Skip to main content Accessibility help
×
Home

Chromosomal Rearrangements and Novel Genes in Disorders of Eye Development, Cataract and Glaucoma

  • Marija Mihelec (a1), Luke St Heaps (a2), Maree Flaherty (a3), Frank Billson (a4), Christina Rudduck (a5), Patrick P. L. Tam (a6), John R. Grigg (a7), Greg B. Peters (a8) and Robyn V. Jamieson (a9)...

Abstract

Disorders of eye development such as microphthalmia and anophthalmia (small and absent eyes respectively), anterior segment dysgenesis where there may be pupillary and iris anomalies, and associated cataract and glaucoma, often lead to visual impairment or blindness. Currently treatment options are limited, as much is unknown about the molecular pathways that control normal eye development and induce the aberrant processes that lead to ocular defects. Mutation detection rates in most of the known genes are generally low, emphasizing the genetic heterogeneity of developmental ocular defects. Identification of the disease genes in these conditions improves the clinical information available for affected individuals and families, and provides new insights into the underlying biological processes for facilitation of better treatment options. Investigation of chromosomal rearrangements associated with an ocular phenotype has been especially powerful for disease gene identification. Molecular characterization of such rearrangements, which pinpoints the region by physically disrupting the causative gene or its regulatory sequences, allows for rapid elucidation of underlying genetic factors that contribute to the phenotype. Genes including PAX6, PITX2, FOXC1, MAF, TMEM114, SOX2, OTX2 and BMP4 have been identified in this way to be associated with developmental eye disorders. More recently, new methods in chromosomal analysis such as comparative genomic hybridization (CGH) microarray, have also enhanced our ability in disease gene identification.

    • Send article to Kindle

      To send this article to your Kindle, first ensure no-reply@cambridge.org is added to your Approved Personal Document E-mail List under your Personal Document Settings on the Manage Your Content and Devices page of your Amazon account. Then enter the ‘name’ part of your Kindle email address below. Find out more about sending to your Kindle. Find out more about sending to your Kindle.
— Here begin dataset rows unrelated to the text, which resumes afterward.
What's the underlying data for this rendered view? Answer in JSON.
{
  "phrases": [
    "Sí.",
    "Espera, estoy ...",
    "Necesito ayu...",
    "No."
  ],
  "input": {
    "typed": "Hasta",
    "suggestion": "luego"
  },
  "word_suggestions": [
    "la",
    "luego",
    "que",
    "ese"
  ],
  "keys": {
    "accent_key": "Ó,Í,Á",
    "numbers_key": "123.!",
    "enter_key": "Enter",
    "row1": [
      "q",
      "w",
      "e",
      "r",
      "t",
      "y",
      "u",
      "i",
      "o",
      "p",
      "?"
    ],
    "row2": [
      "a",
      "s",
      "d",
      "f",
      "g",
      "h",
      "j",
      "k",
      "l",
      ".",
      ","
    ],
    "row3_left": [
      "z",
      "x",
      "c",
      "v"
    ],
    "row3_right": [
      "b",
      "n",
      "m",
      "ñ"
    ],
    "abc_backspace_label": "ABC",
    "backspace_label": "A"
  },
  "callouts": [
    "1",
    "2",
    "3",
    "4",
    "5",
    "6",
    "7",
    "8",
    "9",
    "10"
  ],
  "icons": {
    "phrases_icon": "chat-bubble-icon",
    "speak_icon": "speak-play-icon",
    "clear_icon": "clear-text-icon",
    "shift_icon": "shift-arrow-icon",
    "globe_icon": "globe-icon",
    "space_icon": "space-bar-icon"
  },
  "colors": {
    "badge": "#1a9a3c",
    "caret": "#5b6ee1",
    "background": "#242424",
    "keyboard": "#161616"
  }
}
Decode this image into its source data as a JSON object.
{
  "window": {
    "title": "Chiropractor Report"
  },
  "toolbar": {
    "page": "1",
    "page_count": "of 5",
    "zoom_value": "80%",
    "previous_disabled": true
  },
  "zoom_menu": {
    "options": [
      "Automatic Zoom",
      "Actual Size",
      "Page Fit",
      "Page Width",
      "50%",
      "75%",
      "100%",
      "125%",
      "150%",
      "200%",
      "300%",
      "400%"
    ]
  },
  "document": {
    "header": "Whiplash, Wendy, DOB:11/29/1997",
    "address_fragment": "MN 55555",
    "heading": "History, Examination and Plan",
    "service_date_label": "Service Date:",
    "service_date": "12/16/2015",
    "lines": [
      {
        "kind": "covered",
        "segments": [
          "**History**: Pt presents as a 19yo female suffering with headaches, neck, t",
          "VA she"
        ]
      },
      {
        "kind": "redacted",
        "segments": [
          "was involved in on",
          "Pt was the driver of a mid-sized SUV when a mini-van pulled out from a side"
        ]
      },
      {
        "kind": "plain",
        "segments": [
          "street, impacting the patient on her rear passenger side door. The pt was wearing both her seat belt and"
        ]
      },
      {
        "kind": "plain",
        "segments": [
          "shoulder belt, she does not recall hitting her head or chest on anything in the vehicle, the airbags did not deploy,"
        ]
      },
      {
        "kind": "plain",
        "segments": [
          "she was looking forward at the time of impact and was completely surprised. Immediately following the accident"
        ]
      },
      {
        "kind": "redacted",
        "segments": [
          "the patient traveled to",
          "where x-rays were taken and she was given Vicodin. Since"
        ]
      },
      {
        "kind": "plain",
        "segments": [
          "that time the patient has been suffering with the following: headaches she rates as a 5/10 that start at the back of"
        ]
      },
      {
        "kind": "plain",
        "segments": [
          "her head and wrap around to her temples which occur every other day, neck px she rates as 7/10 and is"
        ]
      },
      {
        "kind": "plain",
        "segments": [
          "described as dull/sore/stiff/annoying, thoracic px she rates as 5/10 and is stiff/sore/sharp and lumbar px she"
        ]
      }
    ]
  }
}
      Note you can select to send to either the @free.kindle.com or @kindle.com variations. ‘@free.kindle.com’ emails are free but can only be sent to your device when it is connected to wi-fi. ‘@kindle.com’ emails can be delivered even when you are not connected to wi-fi, but note that service fees apply.

      Find out more about the Kindle Personal Document Service.

      Chromosomal Rearrangements and Novel Genes in Disorders of Eye Development, Cataract and Glaucoma
      Available formats
      ×

      Send article to Dropbox

      To send this article to your Dropbox account, please select one or more formats and confirm that you agree to abide by our usage policies. If this is the first time you use this feature, you will be asked to authorise Cambridge Core to connect with your <service> account. Find out more about sending content to Dropbox.

      Chromosomal Rearrangements and Novel Genes in Disorders of Eye Development, Cataract and Glaucoma
      Available formats
      ×

      Send article to Google Drive

      To send this article to your Google Drive account, please select one or more formats and confirm that you agree to abide by our usage policies. If this is the first time you use this feature, you will be asked to authorise Cambridge Core to connect with your <service> account. Find out more about sending content to Google Drive.

      Chromosomal Rearrangements and Novel Genes in Disorders of Eye Development, Cataract and Glaucoma
      Available formats
      ×

Copyright

Corresponding author

*Address for correspondence: Dr Robyn Jamieson, Children's Medical Research Institute and The Children's Hospital at Westmead, Hawkesbury Rd, Westmead, New South Wales, 2145, Australia.

Keywords

Chromosomal Rearrangements and Novel Genes in Disorders of Eye Development, Cataract and Glaucoma

  • Marija Mihelec (a1), Luke St Heaps (a2), Maree Flaherty (a3), Frank Billson (a4), Christina Rudduck (a5), Patrick P. L. Tam (a6), John R. Grigg (a7), Greg B. Peters (a8) and Robyn V. Jamieson (a9)...

Metrics

Full text views

Total number of HTML views: 0
Total number of PDF views: 0 *
Loading metrics...

Abstract views

Total abstract views: 0 *
Loading metrics...

* Views captured on Cambridge Core between <date>. This data will be updated every 24 hours.

Usage data cannot currently be displayed